- Let go of perfection. Caregiving is a long road that usually ends only with the passing of your loved one. Be prepared for that eventuality. You might have been a successful executive in your prior life where everything was done 110%. In your role as caregiver, just getting from one day to the next with your loved one safe an intact may be sufficient accomplishment.
- Care for yourself. While it’s not easy to do, make the best effort to include some time for yourself. Go to the gym, get a massage, see a movie with a friend. Maintain a healthy diet.
- Be realistic. Set reasonable expectations about the illness that your loved one may have, its progression, and how that changes their needs. Certain illnesses such as Parkinson’s and Alzheimer’s grow more severe as time goes on.
- Get help when you need it. Don’t be embarrassed to accept assistance. Ask friends to help, or perhaps get a respite caregiver for those times when you need a break.
- Talk about it. Sit down with someone you trust to discuss how you are feeling. It helps to share your frustrations with a friend, co-worker, or neighbor.
- Get professional help. There is no shame in calling a professional. Therapists, social workers and clergy members are trained to listen and offer guidance on a wide range of physical and emotional issues.
About the Author:
Lorenzo Mejia and his wife, Mary Lynn Ryerson, are the owners of Acorn, a caregiver registry located in Chapel Hill.
They founded Acorn based on their experiences caring for his mom, who suffered with Alzheimer’s Disease. In 2013, he became a Qualified Dementia Care Specialist. In 2014, the Alzheimer’s Foundation named him the Dementia Care Professional of the Year in the United States.
Lorenzo is the founder of Dementia Friendly Orange County an effort to make local businesses more accommodating to people with dementia.

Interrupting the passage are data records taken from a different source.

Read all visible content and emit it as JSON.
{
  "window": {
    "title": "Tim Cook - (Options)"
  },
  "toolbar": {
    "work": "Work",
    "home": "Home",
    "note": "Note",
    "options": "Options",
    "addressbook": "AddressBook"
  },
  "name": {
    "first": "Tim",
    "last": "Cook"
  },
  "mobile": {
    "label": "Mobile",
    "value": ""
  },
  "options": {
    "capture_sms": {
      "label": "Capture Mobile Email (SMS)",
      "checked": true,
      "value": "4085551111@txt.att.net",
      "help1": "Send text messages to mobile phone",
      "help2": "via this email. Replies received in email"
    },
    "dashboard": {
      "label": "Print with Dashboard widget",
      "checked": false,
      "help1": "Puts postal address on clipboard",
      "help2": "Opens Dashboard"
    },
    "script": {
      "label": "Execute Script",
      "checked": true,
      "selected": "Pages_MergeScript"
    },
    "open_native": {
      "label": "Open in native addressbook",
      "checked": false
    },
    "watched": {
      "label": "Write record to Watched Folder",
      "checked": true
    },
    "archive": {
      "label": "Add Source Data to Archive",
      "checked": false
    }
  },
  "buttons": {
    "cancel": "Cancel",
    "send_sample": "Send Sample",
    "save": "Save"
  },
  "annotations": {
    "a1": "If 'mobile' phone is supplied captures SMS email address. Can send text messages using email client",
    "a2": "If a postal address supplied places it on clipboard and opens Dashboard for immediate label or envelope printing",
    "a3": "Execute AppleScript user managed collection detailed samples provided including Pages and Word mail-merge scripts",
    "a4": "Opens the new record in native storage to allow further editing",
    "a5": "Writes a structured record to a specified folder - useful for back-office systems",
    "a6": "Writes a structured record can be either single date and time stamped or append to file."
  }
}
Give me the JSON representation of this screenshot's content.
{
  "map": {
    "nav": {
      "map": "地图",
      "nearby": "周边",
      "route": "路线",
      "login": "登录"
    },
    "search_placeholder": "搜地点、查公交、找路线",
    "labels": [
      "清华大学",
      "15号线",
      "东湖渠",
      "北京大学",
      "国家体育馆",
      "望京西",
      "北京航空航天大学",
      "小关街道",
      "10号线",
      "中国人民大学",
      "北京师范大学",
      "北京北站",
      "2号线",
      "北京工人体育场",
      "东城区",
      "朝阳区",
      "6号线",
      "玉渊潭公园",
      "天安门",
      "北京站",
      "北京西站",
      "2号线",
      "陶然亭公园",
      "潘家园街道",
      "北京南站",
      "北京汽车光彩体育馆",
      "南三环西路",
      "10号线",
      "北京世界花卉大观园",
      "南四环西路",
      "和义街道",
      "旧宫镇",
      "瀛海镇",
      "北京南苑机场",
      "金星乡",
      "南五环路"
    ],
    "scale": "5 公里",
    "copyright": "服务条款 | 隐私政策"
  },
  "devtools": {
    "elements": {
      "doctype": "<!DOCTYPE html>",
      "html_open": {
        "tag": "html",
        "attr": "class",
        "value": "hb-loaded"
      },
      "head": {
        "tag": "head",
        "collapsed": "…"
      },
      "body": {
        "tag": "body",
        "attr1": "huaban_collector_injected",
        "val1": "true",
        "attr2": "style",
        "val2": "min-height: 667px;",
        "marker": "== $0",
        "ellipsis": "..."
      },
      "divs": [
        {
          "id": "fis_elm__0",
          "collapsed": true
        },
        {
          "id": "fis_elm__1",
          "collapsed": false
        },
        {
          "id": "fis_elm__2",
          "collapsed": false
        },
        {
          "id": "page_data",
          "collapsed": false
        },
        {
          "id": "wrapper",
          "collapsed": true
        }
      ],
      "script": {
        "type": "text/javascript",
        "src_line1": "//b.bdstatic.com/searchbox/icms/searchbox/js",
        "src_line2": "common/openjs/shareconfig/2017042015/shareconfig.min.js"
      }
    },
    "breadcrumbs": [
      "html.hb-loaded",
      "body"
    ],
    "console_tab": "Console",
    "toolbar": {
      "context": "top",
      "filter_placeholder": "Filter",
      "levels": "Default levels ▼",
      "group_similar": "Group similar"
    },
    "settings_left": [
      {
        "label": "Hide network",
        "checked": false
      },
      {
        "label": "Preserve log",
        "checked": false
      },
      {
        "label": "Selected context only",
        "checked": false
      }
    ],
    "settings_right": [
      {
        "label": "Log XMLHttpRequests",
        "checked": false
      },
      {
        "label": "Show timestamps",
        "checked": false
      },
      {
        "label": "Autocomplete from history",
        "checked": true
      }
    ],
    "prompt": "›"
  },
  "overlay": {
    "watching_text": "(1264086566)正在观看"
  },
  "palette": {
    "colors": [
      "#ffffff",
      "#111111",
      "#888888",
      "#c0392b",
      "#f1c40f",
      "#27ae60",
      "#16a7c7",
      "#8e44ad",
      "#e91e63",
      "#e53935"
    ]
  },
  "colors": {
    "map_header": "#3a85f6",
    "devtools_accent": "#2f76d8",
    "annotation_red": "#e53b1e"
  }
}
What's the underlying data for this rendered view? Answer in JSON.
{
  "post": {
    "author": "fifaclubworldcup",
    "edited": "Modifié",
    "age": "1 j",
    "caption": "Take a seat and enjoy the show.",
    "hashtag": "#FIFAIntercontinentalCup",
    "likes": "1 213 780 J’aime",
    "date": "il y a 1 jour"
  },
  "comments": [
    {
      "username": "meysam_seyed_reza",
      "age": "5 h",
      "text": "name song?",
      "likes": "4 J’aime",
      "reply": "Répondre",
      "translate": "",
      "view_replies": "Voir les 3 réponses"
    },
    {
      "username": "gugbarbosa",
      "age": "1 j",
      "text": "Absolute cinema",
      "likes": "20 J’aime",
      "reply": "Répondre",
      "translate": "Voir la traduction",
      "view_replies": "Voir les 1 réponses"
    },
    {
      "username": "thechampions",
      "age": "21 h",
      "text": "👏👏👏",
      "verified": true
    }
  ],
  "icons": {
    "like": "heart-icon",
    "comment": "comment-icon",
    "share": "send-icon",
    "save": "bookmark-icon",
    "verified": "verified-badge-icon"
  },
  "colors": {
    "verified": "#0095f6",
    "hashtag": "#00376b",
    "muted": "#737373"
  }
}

Lorenzo speaks often on dementia and the challenges associated with caring for loved ones. He has been interviewed by ABC News and National Public Radio. He is an advisor to Orange County’s OC-CARES Dementia Capable Community Project.